[Interface dataset entries]
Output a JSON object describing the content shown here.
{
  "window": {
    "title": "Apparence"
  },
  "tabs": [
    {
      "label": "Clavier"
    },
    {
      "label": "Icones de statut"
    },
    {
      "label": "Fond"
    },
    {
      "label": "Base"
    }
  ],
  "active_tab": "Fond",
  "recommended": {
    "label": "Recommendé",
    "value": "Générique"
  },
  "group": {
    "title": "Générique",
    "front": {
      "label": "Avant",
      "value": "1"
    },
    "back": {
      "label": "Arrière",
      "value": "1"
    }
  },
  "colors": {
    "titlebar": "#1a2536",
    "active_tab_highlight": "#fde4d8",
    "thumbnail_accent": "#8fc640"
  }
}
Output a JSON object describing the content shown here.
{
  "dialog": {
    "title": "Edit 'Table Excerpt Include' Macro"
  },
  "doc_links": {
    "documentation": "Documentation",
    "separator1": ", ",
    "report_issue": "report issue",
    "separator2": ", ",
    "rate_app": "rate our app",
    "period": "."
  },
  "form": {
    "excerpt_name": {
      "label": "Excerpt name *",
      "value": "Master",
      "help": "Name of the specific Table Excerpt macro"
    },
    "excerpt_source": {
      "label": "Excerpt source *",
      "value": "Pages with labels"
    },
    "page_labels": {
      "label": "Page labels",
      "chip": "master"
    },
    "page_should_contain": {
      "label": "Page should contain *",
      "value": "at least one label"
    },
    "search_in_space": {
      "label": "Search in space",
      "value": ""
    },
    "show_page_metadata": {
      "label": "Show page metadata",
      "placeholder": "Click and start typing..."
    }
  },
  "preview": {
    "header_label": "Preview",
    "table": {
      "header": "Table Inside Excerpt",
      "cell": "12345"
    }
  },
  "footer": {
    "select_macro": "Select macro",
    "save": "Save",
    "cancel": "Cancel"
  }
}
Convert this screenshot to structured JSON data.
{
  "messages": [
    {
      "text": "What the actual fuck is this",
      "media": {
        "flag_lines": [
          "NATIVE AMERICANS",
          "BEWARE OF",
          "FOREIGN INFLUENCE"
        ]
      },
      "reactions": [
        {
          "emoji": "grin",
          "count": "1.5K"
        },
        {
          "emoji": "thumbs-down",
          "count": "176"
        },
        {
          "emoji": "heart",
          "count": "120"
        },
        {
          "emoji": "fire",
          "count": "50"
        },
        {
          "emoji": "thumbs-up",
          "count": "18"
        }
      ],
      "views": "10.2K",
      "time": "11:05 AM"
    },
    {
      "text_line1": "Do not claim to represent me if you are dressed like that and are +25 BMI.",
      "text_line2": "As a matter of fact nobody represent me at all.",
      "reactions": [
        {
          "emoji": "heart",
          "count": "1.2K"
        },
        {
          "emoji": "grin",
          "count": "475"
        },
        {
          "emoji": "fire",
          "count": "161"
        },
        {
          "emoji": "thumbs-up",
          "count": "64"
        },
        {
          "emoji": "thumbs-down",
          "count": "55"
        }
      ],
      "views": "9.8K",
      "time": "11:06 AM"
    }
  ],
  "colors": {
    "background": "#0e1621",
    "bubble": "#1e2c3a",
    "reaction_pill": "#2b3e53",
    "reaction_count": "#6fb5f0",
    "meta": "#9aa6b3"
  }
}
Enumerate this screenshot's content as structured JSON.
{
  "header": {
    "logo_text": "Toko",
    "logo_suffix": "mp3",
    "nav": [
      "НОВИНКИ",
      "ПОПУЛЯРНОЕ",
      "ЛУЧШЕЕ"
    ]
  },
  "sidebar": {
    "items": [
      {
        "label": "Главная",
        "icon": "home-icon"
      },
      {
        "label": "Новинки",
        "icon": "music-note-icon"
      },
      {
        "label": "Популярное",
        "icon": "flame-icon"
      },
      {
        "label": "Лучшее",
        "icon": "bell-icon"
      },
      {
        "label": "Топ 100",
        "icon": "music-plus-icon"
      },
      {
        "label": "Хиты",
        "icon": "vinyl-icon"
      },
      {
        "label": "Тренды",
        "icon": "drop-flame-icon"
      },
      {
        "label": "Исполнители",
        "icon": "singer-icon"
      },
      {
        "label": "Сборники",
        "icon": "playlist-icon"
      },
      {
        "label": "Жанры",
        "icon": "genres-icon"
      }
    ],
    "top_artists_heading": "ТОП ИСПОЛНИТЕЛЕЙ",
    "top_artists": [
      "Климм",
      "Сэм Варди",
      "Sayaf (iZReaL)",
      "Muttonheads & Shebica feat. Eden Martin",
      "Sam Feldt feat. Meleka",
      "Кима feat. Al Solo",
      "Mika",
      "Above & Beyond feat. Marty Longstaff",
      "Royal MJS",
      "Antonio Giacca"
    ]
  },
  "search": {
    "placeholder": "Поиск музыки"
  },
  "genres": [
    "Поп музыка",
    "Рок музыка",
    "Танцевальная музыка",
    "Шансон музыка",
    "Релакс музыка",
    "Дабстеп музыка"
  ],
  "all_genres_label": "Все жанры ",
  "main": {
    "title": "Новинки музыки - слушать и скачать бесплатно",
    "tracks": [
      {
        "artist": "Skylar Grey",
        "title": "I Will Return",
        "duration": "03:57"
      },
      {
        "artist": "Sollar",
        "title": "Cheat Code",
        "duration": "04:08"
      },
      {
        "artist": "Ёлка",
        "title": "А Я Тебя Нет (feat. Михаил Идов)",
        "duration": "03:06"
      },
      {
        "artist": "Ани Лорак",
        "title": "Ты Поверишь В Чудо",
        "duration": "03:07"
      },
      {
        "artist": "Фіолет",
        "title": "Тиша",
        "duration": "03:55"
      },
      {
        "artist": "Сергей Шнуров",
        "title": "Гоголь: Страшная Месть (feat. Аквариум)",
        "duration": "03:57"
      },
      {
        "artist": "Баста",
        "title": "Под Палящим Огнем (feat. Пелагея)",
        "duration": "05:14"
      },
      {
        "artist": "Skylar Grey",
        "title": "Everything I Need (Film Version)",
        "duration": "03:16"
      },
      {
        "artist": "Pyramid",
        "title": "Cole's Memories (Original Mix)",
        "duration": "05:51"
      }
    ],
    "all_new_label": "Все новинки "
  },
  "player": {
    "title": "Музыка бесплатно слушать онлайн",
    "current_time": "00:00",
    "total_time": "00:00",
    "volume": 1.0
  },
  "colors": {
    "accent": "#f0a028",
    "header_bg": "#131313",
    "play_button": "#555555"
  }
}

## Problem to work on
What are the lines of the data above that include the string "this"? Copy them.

## Expected answer
Convert this screenshot to structured JSON data.
      "text": "What the actual fuck is this",
Enumerate this screenshot's content as structured JSON.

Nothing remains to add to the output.